• [TASK TO CARRY OUT] Your reply should be the entries, output word for word, with each picture omitted.

• [GIVEN RECORDS]

^^^^

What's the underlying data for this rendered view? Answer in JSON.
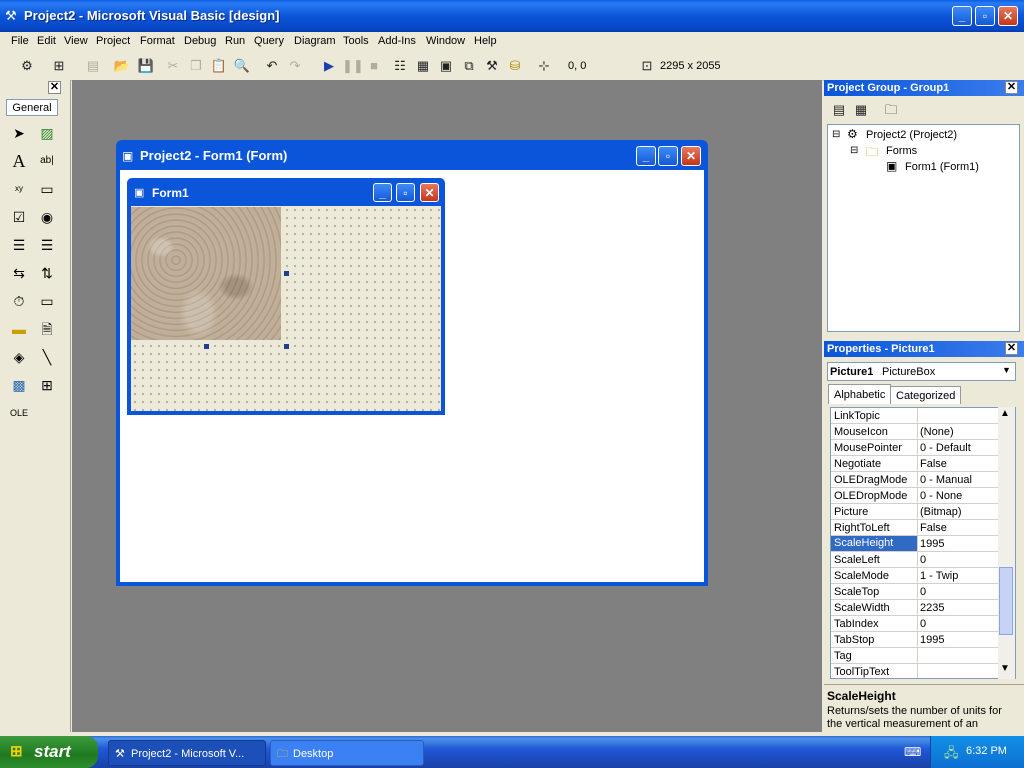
{
  "app": {
    "title": "Project2 - Microsoft Visual Basic [design]"
  },
  "menu": [
    "File",
    "Edit",
    "View",
    "Project",
    "Format",
    "Debug",
    "Run",
    "Query",
    "Diagram",
    "Tools",
    "Add-Ins",
    "Window",
    "Help"
  ],
  "toolbar": {
    "coords": "0, 0",
    "size": "2295 x 2055"
  },
  "toolbox": {
    "tab_label": "General"
  },
  "mdi_window": {
    "title": "Project2 - Form1 (Form)"
  },
  "form1": {
    "title": "Form1"
  },
  "project_group": {
    "title": "Project Group - Group1",
    "project": "Project2 (Project2)",
    "folder": "Forms",
    "form": "Form1 (Form1)"
  },
  "properties": {
    "title": "Properties - Picture1",
    "object_name": "Picture1",
    "object_type": "PictureBox",
    "tabs": [
      "Alphabetic",
      "Categorized"
    ],
    "selected": "ScaleHeight",
    "rows": [
      {
        "name": "LinkTopic",
        "value": ""
      },
      {
        "name": "MouseIcon",
        "value": "(None)"
      },
      {
        "name": "MousePointer",
        "value": "0 - Default"
      },
      {
        "name": "Negotiate",
        "value": "False"
      },
      {
        "name": "OLEDragMode",
        "value": "0 - Manual"
      },
      {
        "name": "OLEDropMode",
        "value": "0 - None"
      },
      {
        "name": "Picture",
        "value": "(Bitmap)"
      },
      {
        "name": "RightToLeft",
        "value": "False"
      },
      {
        "name": "ScaleHeight",
        "value": "1995"
      },
      {
        "name": "ScaleLeft",
        "value": "0"
      },
      {
        "name": "ScaleMode",
        "value": "1 - Twip"
      },
      {
        "name": "ScaleTop",
        "value": "0"
      },
      {
        "name": "ScaleWidth",
        "value": "2235"
      },
      {
        "name": "TabIndex",
        "value": "0"
      },
      {
        "name": "TabStop",
        "value": "1995"
      },
      {
        "name": "Tag",
        "value": ""
      },
      {
        "name": "ToolTipText",
        "value": ""
      }
    ],
    "description_title": "ScaleHeight",
    "description_text": "Returns/sets the number of units for the vertical measurement of an"
  },
  "taskbar": {
    "start": "start",
    "items": [
      "Project2 - Microsoft V...",
      "Desktop"
    ],
    "clock": "6:32 PM"
  }
}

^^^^

• [RESULT OF THIS TASK]
What's the underlying data for this rendered view? Answer in JSON.
{
  "app": {
    "title": "Project2 - Microsoft Visual Basic [design]"
  },
  "menu": [
    "File",
    "Edit",
    "View",
    "Project",
    "Format",
    "Debug",
    "Run",
    "Query",
    "Diagram",
    "Tools",
    "Add-Ins",
    "Window",
    "Help"
  ],
  "toolbar": {
    "coords": "0, 0",
    "size": "2295 x 2055"
  },
  "toolbox": {
    "tab_label": "General"
  },
  "mdi_window": {
    "title": "Project2 - Form1 (Form)"
  },
  "form1": {
    "title": "Form1"
  },
  "project_group": {
    "title": "Project Group - Group1",
    "project": "Project2 (Project2)",
    "folder": "Forms",
    "form": "Form1 (Form1)"
  },
  "properties": {
    "title": "Properties - Picture1",
    "object_name": "Picture1",
    "object_type": "PictureBox",
    "tabs": [
      "Alphabetic",
      "Categorized"
    ],
    "selected": "ScaleHeight",
    "rows": [
      {
        "name": "LinkTopic",
        "value": ""
      },
      {
        "name": "MouseIcon",
        "value": "(None)"
      },
      {
        "name": "MousePointer",
        "value": "0 - Default"
      },
      {
        "name": "Negotiate",
        "value": "False"
      },
      {
        "name": "OLEDragMode",
        "value": "0 - Manual"
      },
      {
        "name": "OLEDropMode",
        "value": "0 - None"
      },
      {
        "name": "Picture",
        "value": "(Bitmap)"
      },
      {
        "name": "RightToLeft",
        "value": "False"
      },
      {
        "name": "ScaleHeight",
        "value": "1995"
      },
      {
        "name": "ScaleLeft",
        "value": "0"
      },
      {
        "name": "ScaleMode",
        "value": "1 - Twip"
      },
      {
        "name": "ScaleTop",
        "value": "0"
      },
      {
        "name": "ScaleWidth",
        "value": "2235"
      },
      {
        "name": "TabIndex",
        "value": "0"
      },
      {
        "name": "TabStop",
        "value": "1995"
      },
      {
        "name": "Tag",
        "value": ""
      },
      {
        "name": "ToolTipText",
        "value": ""
      }
    ],
    "description_title": "ScaleHeight",
    "description_text": "Returns/sets the number of units for the vertical measurement of an"
  },
  "taskbar": {
    "start": "start",
    "items": [
      "Project2 - Microsoft V...",
      "Desktop"
    ],
    "clock": "6:32 PM"
  }
}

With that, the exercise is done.